Then I had some down time.
Down time is not a bad thing, except when it leads to wasted time. So, at first I wasn't wasting time, since I was merely exploring the various avenues available on www.brucespringsteen.net, which happens to be one of the reasons the Internet is still around. Then I discovered the Boss had his own Twitter account. "Hmmm," I thought. "Maybe Twitter isn't as lame as I thought."
Since pretty much anything the Boss writes is profound and potentially life altering, I decided to check out the Boss's tweets (which, I know, sounds dirty). To my disappointment, http://twitter.com/springsteen offers little of true value, being nothing more than news updates and advertisements.
So much for working class wisdom in 140 characters or less.
Still, I became intrigued with Twitter. Although I am habitually long-winded, I liked the challenge in condensing my aimless musings down to something that could fit on the inside of a gum wrapper. After all, it worked great for the guy who came up with Bazooka Joe.
So, I set up a Twitter account.
Part of me was really excited about tweeting. I figured since no one reads my long blog posts anyway, shorter posts might attract more readers. A Low-Tech tweet might be my ticket to a loyal fan following.
I was wrong. As soon as I posted my first tweet, I expected to have at least twenty-five followers in fifteen minutes. No such luck. It has been at least an hour and a half since that first tweet, and I am yet to have one follower. Either my friends hate me, or they don't know I'm tweeting.
Gaining followers is not the only challenge Twitterers face, I've discovered. Despite what the makers of Laffy Taffy and fortune cookies might think, coming up with something funny or profound in 140 words is not as easy as it sounds. My first tweet was about reading Ovid on Sunday morning. My second tweet will be about how lame my first tweet was. My third tweet will probably be about taking a nap.

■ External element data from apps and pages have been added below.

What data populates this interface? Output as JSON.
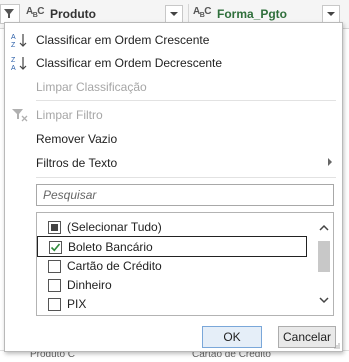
{
  "header": {
    "columns": [
      {
        "type_icon": "ABC",
        "name": "Produto"
      },
      {
        "type_icon": "ABC",
        "name": "Forma_Pgto"
      }
    ]
  },
  "menu": {
    "sort_asc": "Classificar em Ordem Crescente",
    "sort_desc": "Classificar em Ordem Decrescente",
    "clear_sort": "Limpar Classificação",
    "clear_filter": "Limpar Filtro",
    "remove_empty": "Remover Vazio",
    "text_filters": "Filtros de Texto"
  },
  "search": {
    "placeholder": "Pesquisar"
  },
  "list": {
    "items": [
      {
        "label": "(Selecionar Tudo)",
        "state": "partial"
      },
      {
        "label": "Boleto Bancário",
        "state": "checked"
      },
      {
        "label": "Cartão de Crédito",
        "state": "unchecked"
      },
      {
        "label": "Dinheiro",
        "state": "unchecked"
      },
      {
        "label": "PIX",
        "state": "unchecked"
      }
    ]
  },
  "buttons": {
    "ok": "OK",
    "cancel": "Cancelar"
  },
  "background_rows": {
    "produto": "Produto C",
    "forma": "Cartão de Crédito"
  },
  "colors": {
    "accent": "#2f6f3b",
    "ok_border": "#7aa7d9"
  }
}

Chances are, my Twitter account won't survive a fortnight--or any kind of night, for that matter. Unless, of course, I get my twenty-five followers by Wednesday. Then it might last a month.